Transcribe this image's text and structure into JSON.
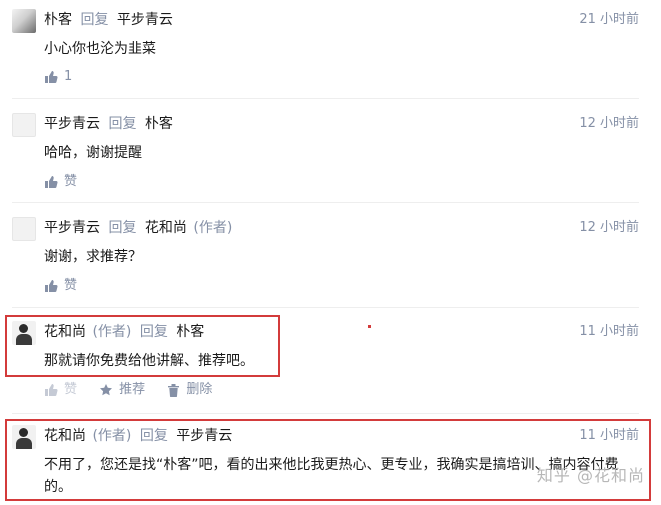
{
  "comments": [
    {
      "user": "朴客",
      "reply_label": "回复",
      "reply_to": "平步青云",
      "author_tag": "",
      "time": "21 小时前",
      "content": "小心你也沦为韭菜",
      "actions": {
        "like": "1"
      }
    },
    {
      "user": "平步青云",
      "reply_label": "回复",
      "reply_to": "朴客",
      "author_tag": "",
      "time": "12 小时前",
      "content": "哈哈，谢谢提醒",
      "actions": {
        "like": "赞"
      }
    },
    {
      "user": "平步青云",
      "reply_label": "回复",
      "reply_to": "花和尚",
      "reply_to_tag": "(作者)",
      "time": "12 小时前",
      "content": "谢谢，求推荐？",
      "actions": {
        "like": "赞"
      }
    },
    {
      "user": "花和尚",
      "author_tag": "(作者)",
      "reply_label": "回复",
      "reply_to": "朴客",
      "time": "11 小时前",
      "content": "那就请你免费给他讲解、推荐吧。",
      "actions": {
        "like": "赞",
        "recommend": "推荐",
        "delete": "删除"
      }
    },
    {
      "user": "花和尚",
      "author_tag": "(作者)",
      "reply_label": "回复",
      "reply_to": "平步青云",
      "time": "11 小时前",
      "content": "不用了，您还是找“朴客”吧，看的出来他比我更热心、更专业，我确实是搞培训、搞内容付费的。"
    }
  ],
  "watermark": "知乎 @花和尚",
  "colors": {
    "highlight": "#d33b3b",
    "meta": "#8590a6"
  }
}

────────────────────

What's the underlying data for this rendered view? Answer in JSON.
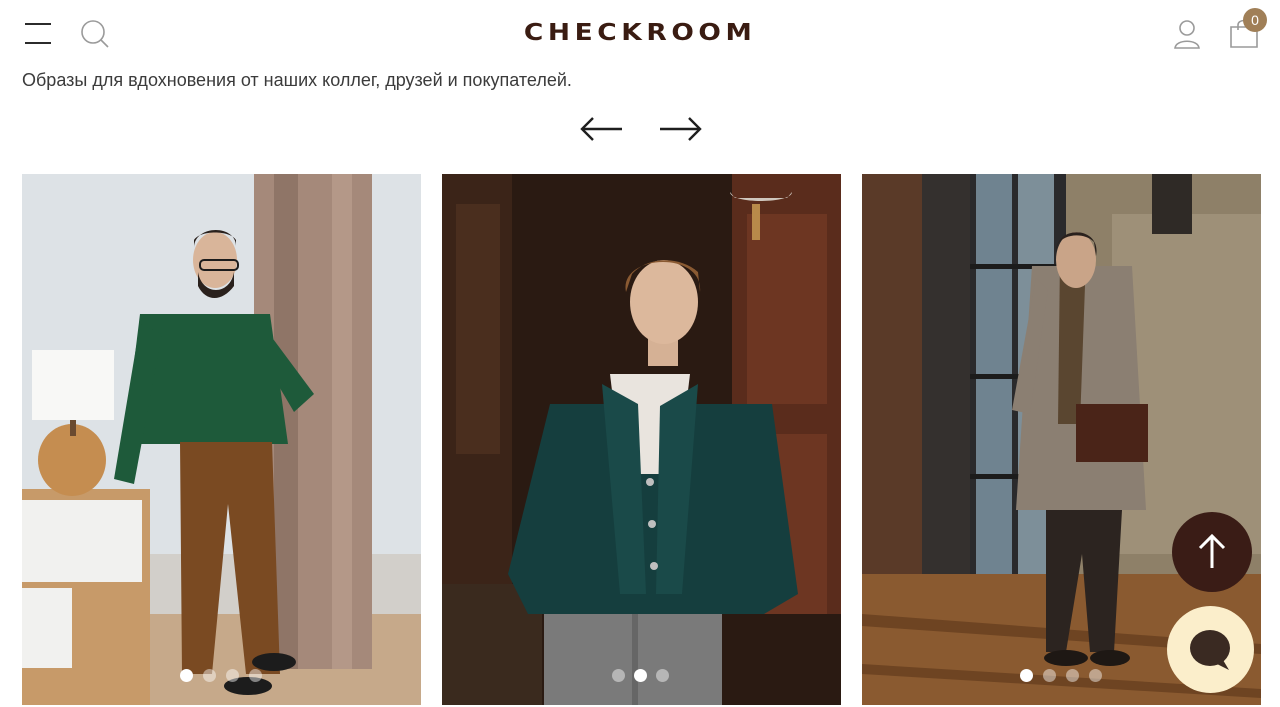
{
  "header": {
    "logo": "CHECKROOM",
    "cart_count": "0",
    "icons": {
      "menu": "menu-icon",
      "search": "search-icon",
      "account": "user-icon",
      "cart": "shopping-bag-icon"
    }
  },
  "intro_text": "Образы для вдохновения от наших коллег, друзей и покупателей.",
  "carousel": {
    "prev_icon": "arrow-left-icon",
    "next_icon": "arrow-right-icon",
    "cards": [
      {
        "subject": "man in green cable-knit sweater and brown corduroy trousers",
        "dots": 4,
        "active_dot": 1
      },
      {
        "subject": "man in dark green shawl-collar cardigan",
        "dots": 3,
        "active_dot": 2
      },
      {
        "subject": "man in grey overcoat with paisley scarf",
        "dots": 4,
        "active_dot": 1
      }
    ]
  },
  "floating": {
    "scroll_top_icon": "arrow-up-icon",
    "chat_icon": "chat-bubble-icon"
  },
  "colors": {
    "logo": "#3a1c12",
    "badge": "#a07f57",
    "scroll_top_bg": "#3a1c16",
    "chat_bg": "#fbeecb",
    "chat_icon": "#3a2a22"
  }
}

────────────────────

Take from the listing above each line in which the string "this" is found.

Answer space:
Transcribe this image's text and structure into JSON.
What's the underlying data for this rendered view? Answer in JSON.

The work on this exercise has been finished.